→ WORK INSTRUCTION: The entries should each be set down again precisely.

→ MATERIAL TO PROCESS:
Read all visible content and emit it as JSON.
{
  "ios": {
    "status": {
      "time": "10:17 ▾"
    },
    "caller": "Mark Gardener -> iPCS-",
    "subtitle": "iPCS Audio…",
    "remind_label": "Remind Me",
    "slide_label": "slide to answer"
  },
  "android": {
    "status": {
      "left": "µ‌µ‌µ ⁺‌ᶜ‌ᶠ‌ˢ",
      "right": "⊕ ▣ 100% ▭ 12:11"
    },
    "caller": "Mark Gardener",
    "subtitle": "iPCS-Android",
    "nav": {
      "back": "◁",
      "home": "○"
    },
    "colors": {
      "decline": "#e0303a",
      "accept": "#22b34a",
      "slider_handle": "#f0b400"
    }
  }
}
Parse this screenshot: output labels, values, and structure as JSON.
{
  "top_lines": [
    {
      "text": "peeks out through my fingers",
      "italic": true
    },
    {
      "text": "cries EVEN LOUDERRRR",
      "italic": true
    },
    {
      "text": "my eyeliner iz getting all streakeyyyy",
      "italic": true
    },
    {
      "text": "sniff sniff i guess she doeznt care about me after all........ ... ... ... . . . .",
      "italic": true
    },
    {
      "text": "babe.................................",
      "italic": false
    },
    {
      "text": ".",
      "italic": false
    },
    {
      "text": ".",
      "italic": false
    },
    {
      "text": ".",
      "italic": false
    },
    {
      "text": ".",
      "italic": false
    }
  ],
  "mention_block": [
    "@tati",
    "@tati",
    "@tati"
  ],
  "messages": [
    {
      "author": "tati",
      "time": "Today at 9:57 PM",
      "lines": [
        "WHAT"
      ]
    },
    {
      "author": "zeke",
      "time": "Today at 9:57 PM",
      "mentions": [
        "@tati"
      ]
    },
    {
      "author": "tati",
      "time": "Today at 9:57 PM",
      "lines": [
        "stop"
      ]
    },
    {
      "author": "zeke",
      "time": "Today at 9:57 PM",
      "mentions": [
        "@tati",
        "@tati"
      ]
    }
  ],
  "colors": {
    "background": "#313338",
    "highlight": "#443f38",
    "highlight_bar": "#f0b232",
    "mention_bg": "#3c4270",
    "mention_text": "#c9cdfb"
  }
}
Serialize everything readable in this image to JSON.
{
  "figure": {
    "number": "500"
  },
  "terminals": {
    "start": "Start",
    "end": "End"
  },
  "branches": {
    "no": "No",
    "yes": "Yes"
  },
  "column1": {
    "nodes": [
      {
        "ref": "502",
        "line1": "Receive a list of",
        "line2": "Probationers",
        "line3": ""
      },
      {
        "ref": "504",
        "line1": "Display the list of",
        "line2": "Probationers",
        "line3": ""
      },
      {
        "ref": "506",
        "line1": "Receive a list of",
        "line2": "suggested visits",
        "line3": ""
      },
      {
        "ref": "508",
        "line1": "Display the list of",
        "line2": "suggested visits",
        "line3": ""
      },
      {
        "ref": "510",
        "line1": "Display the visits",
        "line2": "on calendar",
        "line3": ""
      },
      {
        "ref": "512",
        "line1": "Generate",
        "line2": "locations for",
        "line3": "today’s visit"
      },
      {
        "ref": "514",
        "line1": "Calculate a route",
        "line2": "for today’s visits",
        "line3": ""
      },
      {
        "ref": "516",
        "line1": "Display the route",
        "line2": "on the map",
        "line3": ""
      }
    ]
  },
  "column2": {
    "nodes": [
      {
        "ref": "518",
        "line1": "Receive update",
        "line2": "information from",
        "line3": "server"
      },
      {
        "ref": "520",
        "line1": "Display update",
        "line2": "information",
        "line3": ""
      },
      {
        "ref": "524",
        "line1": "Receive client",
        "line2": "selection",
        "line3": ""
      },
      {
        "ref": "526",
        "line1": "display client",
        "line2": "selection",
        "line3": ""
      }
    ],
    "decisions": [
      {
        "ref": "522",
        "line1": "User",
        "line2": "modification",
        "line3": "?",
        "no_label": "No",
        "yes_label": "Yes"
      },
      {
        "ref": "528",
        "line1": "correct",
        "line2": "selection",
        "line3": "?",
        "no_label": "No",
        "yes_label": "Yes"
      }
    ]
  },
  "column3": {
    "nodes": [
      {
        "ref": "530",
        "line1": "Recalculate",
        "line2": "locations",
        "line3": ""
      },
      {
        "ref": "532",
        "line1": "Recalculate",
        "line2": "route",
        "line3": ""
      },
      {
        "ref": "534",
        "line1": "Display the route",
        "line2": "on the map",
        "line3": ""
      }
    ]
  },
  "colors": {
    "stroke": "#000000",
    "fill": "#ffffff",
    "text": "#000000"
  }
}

→ RESPONSE:
Read all visible content and emit it as JSON.
{
  "ios": {
    "status": {
      "time": "10:17 ▾"
    },
    "caller": "Mark Gardener -> iPCS-",
    "subtitle": "iPCS Audio…",
    "remind_label": "Remind Me",
    "slide_label": "slide to answer"
  },
  "android": {
    "status": {
      "left": "µ‌µ‌µ ⁺‌ᶜ‌ᶠ‌ˢ",
      "right": "⊕ ▣ 100% ▭ 12:11"
    },
    "caller": "Mark Gardener",
    "subtitle": "iPCS-Android",
    "nav": {
      "back": "◁",
      "home": "○"
    },
    "colors": {
      "decline": "#e0303a",
      "accept": "#22b34a",
      "slider_handle": "#f0b400"
    }
  }
}
Parse this screenshot: output labels, values, and structure as JSON.
{
  "top_lines": [
    {
      "text": "peeks out through my fingers",
      "italic": true
    },
    {
      "text": "cries EVEN LOUDERRRR",
      "italic": true
    },
    {
      "text": "my eyeliner iz getting all streakeyyyy",
      "italic": true
    },
    {
      "text": "sniff sniff i guess she doeznt care about me after all........ ... ... ... . . . .",
      "italic": true
    },
    {
      "text": "babe.................................",
      "italic": false
    },
    {
      "text": ".",
      "italic": false
    },
    {
      "text": ".",
      "italic": false
    },
    {
      "text": ".",
      "italic": false
    },
    {
      "text": ".",
      "italic": false
    }
  ],
  "mention_block": [
    "@tati",
    "@tati",
    "@tati"
  ],
  "messages": [
    {
      "author": "tati",
      "time": "Today at 9:57 PM",
      "lines": [
        "WHAT"
      ]
    },
    {
      "author": "zeke",
      "time": "Today at 9:57 PM",
      "mentions": [
        "@tati"
      ]
    },
    {
      "author": "tati",
      "time": "Today at 9:57 PM",
      "lines": [
        "stop"
      ]
    },
    {
      "author": "zeke",
      "time": "Today at 9:57 PM",
      "mentions": [
        "@tati",
        "@tati"
      ]
    }
  ],
  "colors": {
    "background": "#313338",
    "highlight": "#443f38",
    "highlight_bar": "#f0b232",
    "mention_bg": "#3c4270",
    "mention_text": "#c9cdfb"
  }
}
Serialize everything readable in this image to JSON.
{
  "figure": {
    "number": "500"
  },
  "terminals": {
    "start": "Start",
    "end": "End"
  },
  "branches": {
    "no": "No",
    "yes": "Yes"
  },
  "column1": {
    "nodes": [
      {
        "ref": "502",
        "line1": "Receive a list of",
        "line2": "Probationers",
        "line3": ""
      },
      {
        "ref": "504",
        "line1": "Display the list of",
        "line2": "Probationers",
        "line3": ""
      },
      {
        "ref": "506",
        "line1": "Receive a list of",
        "line2": "suggested visits",
        "line3": ""
      },
      {
        "ref": "508",
        "line1": "Display the list of",
        "line2": "suggested visits",
        "line3": ""
      },
      {
        "ref": "510",
        "line1": "Display the visits",
        "line2": "on calendar",
        "line3": ""
      },
      {
        "ref": "512",
        "line1": "Generate",
        "line2": "locations for",
        "line3": "today’s visit"
      },
      {
        "ref": "514",
        "line1": "Calculate a route",
        "line2": "for today’s visits",
        "line3": ""
      },
      {
        "ref": "516",
        "line1": "Display the route",
        "line2": "on the map",
        "line3": ""
      }
    ]
  },
  "column2": {
    "nodes": [
      {
        "ref": "518",
        "line1": "Receive update",
        "line2": "information from",
        "line3": "server"
      },
      {
        "ref": "520",
        "line1": "Display update",
        "line2": "information",
        "line3": ""
      },
      {
        "ref": "524",
        "line1": "Receive client",
        "line2": "selection",
        "line3": ""
      },
      {
        "ref": "526",
        "line1": "display client",
        "line2": "selection",
        "line3": ""
      }
    ],
    "decisions": [
      {
        "ref": "522",
        "line1": "User",
        "line2": "modification",
        "line3": "?",
        "no_label": "No",
        "yes_label": "Yes"
      },
      {
        "ref": "528",
        "line1": "correct",
        "line2": "selection",
        "line3": "?",
        "no_label": "No",
        "yes_label": "Yes"
      }
    ]
  },
  "column3": {
    "nodes": [
      {
        "ref": "530",
        "line1": "Recalculate",
        "line2": "locations",
        "line3": ""
      },
      {
        "ref": "532",
        "line1": "Recalculate",
        "line2": "route",
        "line3": ""
      },
      {
        "ref": "534",
        "line1": "Display the route",
        "line2": "on the map",
        "line3": ""
      }
    ]
  },
  "colors": {
    "stroke": "#000000",
    "fill": "#ffffff",
    "text": "#000000"
  }
}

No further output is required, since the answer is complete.